The New York Mets went 77-85 in 2011. As suggested by the sub-par record, there were a fair share of ups and downs throughout the season. “2011 Season in Review,” which will be an ongoing series, will analyze every single Mets player who picked up a ball or glove in 2011, for better or worse. This particular “2011 Season in Review” will take a look at third baseman, David Wright.
David Wright is in an interesting position. He is currently the most recognizable player on the Mets and the face of the franchise, yet meanwhile is the subject of constant trade rumors while fans debate whether he should stay or go. 2011 was somewhat of a lost year for David, but that doesn’t mean he should be written off as an important piece of the Mets puzzle.
There is no denying, however, that Wright got off to a pretty bad start. In his first 39 games (172 plate appearances), Wright hit just .226/.337/.404 with six homers and 18 RBI. Then, on May 17, Wright was diagnosed with a stress fracture in his lower back. Initially, the injury wasn’t thought to keep Wright off the field for that long. However, the injury kept Wright on the shelf until July 22nd.
After returning from the disabled list, Wright was more productive. Over the final 63 games of the season (275 PA), Wright batted .272/.349/.440 with eight long balls and 43 RBI. He also made one appearance at shortstop in August.
On the season, Wright hit .254/.345/.427 with 14 homers and 61 RBI. While these numbers are a far cry from the .311/.394/.534 slash line he averaged from 2005-08 (with 30 homers and 115 RBI per 162 games), it is hard to fully judge Wright’s 2011 performance due to his extended absence. There were also some positives, such as a walk rate of 11.6%, an improvement over his 10.3% clip in 2010, and a strikeout rate of 21.7%, his lowest since 2008 (although it’s still a little high). Wright’s swing and miss rate also dipped to 7.7%, also his lowest mark since 2008.
Defensively, Wright continued to struggle. He committed 19 (12 fielding, 7 throwing) errors in 267 chances (a .929 fielding percentage) while costing the team seven runs in terms of defensive runs saved. Wright also posted a -10.5 Ultimate Zone Rating.

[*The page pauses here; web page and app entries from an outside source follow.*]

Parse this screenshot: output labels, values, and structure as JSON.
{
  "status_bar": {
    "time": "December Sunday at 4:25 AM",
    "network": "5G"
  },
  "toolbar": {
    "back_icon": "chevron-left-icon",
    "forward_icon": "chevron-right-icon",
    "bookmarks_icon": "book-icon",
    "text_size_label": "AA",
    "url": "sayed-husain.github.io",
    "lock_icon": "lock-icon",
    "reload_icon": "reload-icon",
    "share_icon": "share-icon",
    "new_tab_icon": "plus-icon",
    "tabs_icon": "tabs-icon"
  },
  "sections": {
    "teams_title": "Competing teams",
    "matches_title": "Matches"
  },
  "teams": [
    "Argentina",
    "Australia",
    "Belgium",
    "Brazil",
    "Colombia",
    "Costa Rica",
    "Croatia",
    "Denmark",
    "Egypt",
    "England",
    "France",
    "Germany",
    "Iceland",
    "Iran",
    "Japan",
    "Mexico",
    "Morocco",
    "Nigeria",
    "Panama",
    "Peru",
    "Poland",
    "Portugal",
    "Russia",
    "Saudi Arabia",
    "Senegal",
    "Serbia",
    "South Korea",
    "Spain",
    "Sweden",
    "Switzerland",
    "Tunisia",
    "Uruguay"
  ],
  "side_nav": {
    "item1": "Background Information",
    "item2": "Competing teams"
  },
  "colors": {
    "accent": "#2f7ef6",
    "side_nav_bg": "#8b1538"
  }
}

So what happens now for Wright? That depends on how large of a role has been played by the Citi Field dimensions, both physically and psychologically. According to one study, Wright would’ve hit 13 more dingers over the past three seasons if the new dimensions would have been in place from the ballpark’s inception. Whether Wright will actually launch more home runs in 2012 remains to be seen. Wright is also just one year removed from a .283/.354/.503 season with 29 homers. Yes, 17 of those home runs were on the road, but the 12 hit at Citi Field in 2010 outnumbered his entire home run total in 2009. The new dimensions should only increase Wright’s power.
Whether the twenty-nine year old Wright will return to his pre-2009 form is uncertain. His defense has declined and the strikeouts have increased sharply, but he is still capable of being a productive hitter. The question then becomes, is Wright more valuable as a member of the Mets or as a trade chip?
Wright is owed $15 million this season with a $16 million club option for 2013, which may be voided if Wright is dealt. If the Mets are out of contention and Wright is having a strong season, he could very well have value on the trade market in the same manner as Carlos Beltran. The problem the Mets would then face, besides trading the face of the franchise, is that there isn’t a third baseman waiting in the wings to replace number five (Daniel Murphy doesn’t count, although he is an option). At triple-A, Zach Lutz is perpetually injured and Jefry Marte and Aderlin Rodriguez, who played this past season at St. Lucie and Savannah, respectively, are still a few years away and have some holes in their games. The club could always receive a third base prospect in a trade, but replacing Wright in the short term would still be an issue.
Bill James predicts Wright to hit .286/.375/.487 with 22 homers in 2012, a vast improvement over last year. Most Mets fans would probably take those numbers, at the very least because it would give Wright some value in a trade. No matter the opinion of Wright, he is still the most recognizable team figure heading into 2012 and will look to rebound from his injury plagued 2011 season.
Tags: 2011 Season In Review 2011 Season In Review David Wright Amazins Citi Field Dan Murphy Daniel Murphy David Wright David Wright Injury David Wright Stress Fracture David Wright Trade Matt Kaufman Mets Mets David Wright New York New York Mets Rising Apple Sandy Alderson